──────── Given information ────────
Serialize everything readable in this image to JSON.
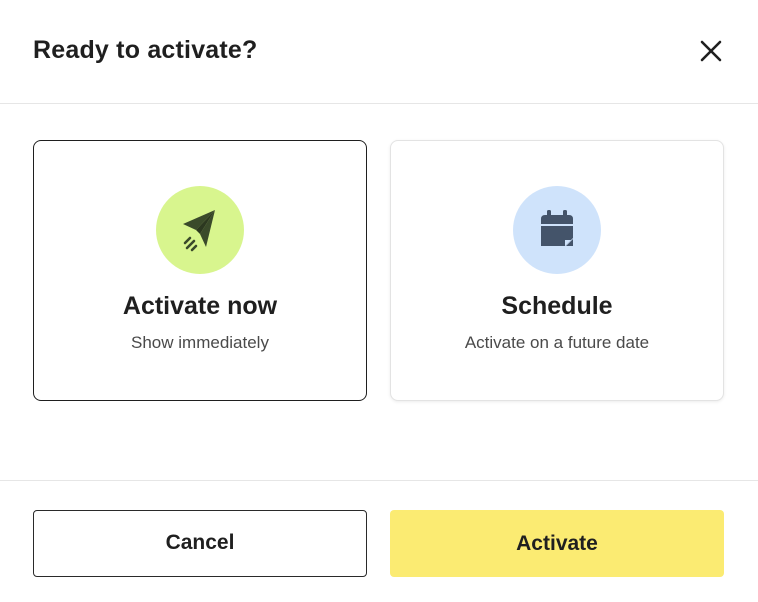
{
  "dialog": {
    "title": "Ready to activate?",
    "close_icon": "close-icon"
  },
  "options": [
    {
      "title": "Activate now",
      "subtitle": "Show immediately",
      "icon": "paper-plane-icon",
      "icon_bg": "#d8f58e",
      "icon_color": "#3a4a2a",
      "selected": true
    },
    {
      "title": "Schedule",
      "subtitle": "Activate on a future date",
      "icon": "calendar-icon",
      "icon_bg": "#cfe3fb",
      "icon_color": "#44546a",
      "selected": false
    }
  ],
  "footer": {
    "cancel_label": "Cancel",
    "activate_label": "Activate",
    "activate_color": "#fbeb72"
  }
}
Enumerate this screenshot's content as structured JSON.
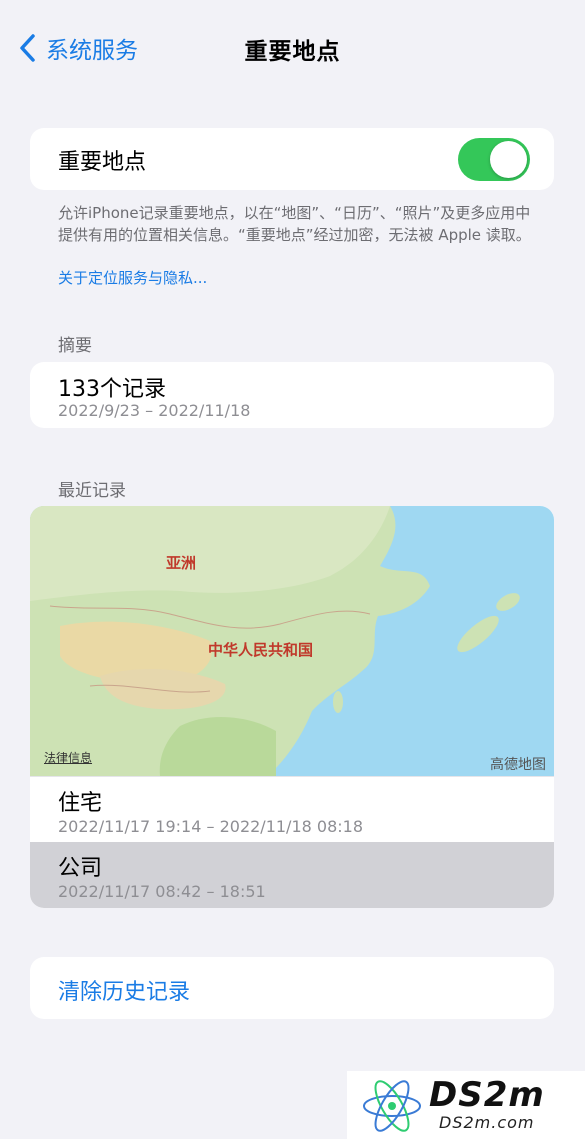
{
  "nav": {
    "back_label": "系统服务",
    "title": "重要地点"
  },
  "toggle": {
    "label": "重要地点",
    "on": true
  },
  "footer": {
    "note": "允许iPhone记录重要地点，以在“地图”、“日历”、“照片”及更多应用中提供有用的位置相关信息。“重要地点”经过加密，无法被 Apple 读取。",
    "link": "关于定位服务与隐私..."
  },
  "summary": {
    "header": "摘要",
    "count": "133个记录",
    "range": "2022/9/23 – 2022/11/18"
  },
  "recent": {
    "header": "最近记录",
    "map": {
      "label_continent": "亚洲",
      "label_country": "中华人民共和国",
      "legal": "法律信息",
      "brand": "高德地图"
    },
    "items": [
      {
        "title": "住宅",
        "range": "2022/11/17 19:14 – 2022/11/18 08:18"
      },
      {
        "title": "公司",
        "range": "2022/11/17 08:42 – 18:51"
      }
    ]
  },
  "clear": {
    "label": "清除历史记录"
  },
  "watermark": {
    "big": "DS2m",
    "small": "DS2m.com"
  },
  "colors": {
    "accent": "#1a7ce5",
    "switch_on": "#34c759",
    "background": "#f2f2f7"
  }
}
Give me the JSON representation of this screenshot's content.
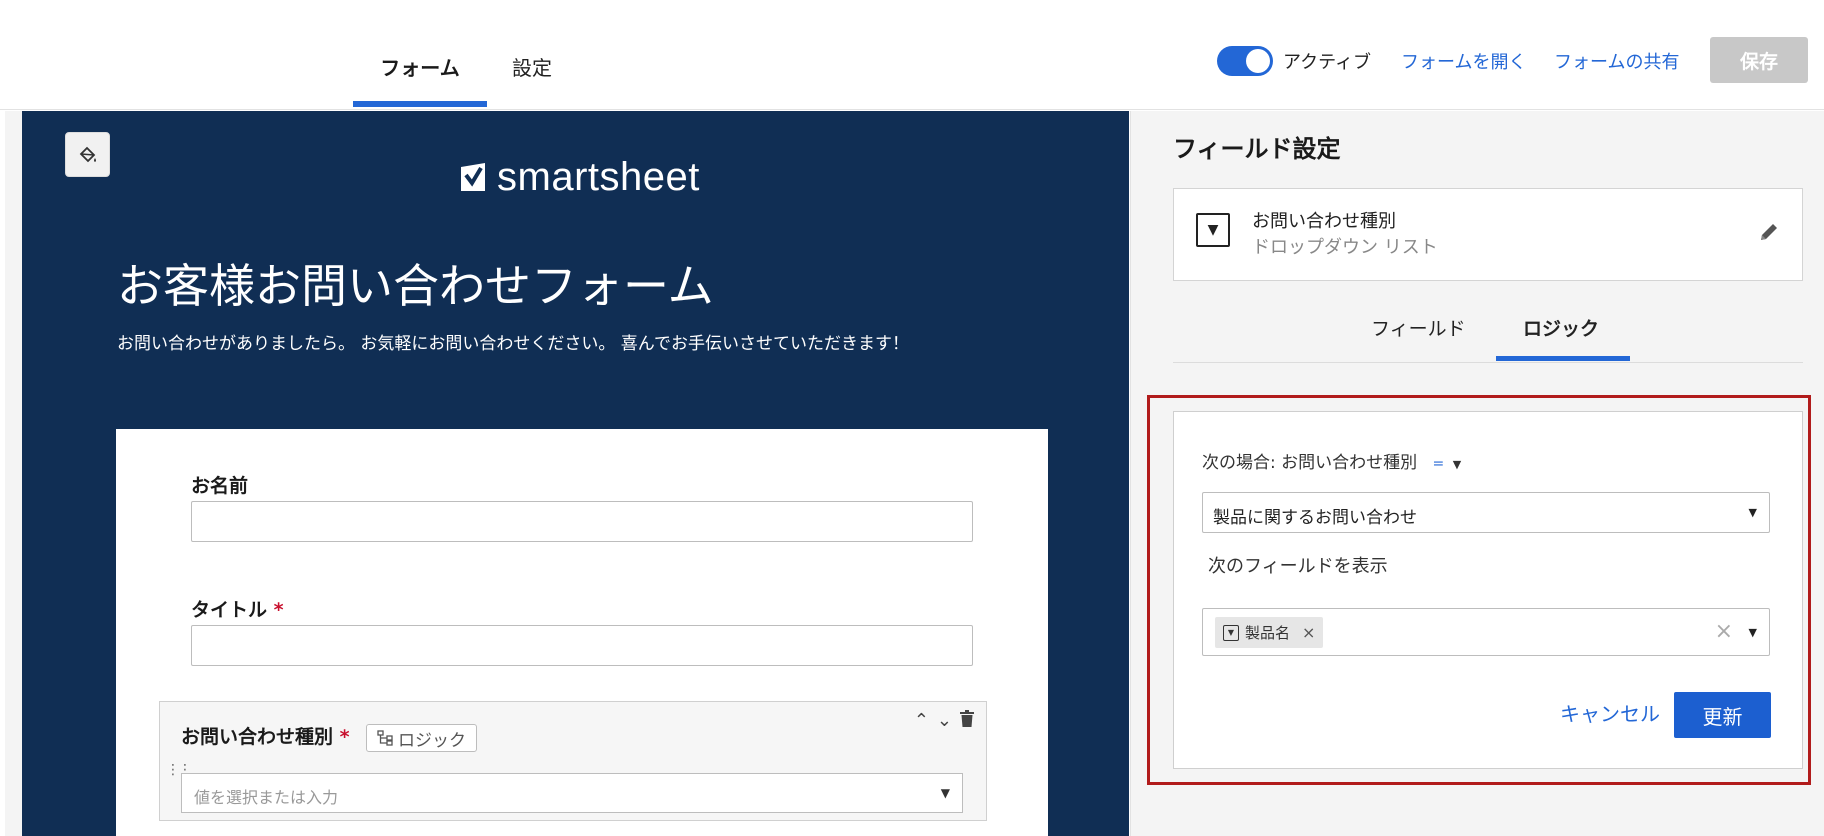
{
  "header": {
    "tabs": [
      {
        "label": "フォーム",
        "active": true
      },
      {
        "label": "設定",
        "active": false
      }
    ],
    "toggle_label": "アクティブ",
    "toggle_on": true,
    "open_form": "フォームを開く",
    "share_form": "フォームの共有",
    "save_label": "保存"
  },
  "form": {
    "logo_text": "smartsheet",
    "title": "お客様お問い合わせフォーム",
    "description": "お問い合わせがありましたら。 お気軽にお問い合わせください。 喜んでお手伝いさせていただきます！",
    "fields": [
      {
        "label": "お名前",
        "required": false
      },
      {
        "label": "タイトル",
        "required": true,
        "required_mark": "*"
      },
      {
        "label": "お問い合わせ種別",
        "required": true,
        "required_mark": "*",
        "logic_chip": "ロジック",
        "placeholder": "値を選択または入力"
      }
    ]
  },
  "panel": {
    "title": "フィールド設定",
    "field_name": "お問い合わせ種別",
    "field_type": "ドロップダウン リスト",
    "tabs": [
      {
        "label": "フィールド",
        "active": false
      },
      {
        "label": "ロジック",
        "active": true
      }
    ],
    "logic": {
      "condition_prefix": "次の場合: お問い合わせ種別",
      "operator": "=",
      "value": "製品に関するお問い合わせ",
      "show_label": "次のフィールドを表示",
      "selected_fields": [
        "製品名"
      ],
      "cancel_label": "キャンセル",
      "update_label": "更新"
    }
  },
  "colors": {
    "accent": "#2367d6",
    "form_background": "#102e54",
    "highlight": "#b11b1b"
  }
}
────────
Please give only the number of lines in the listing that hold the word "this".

3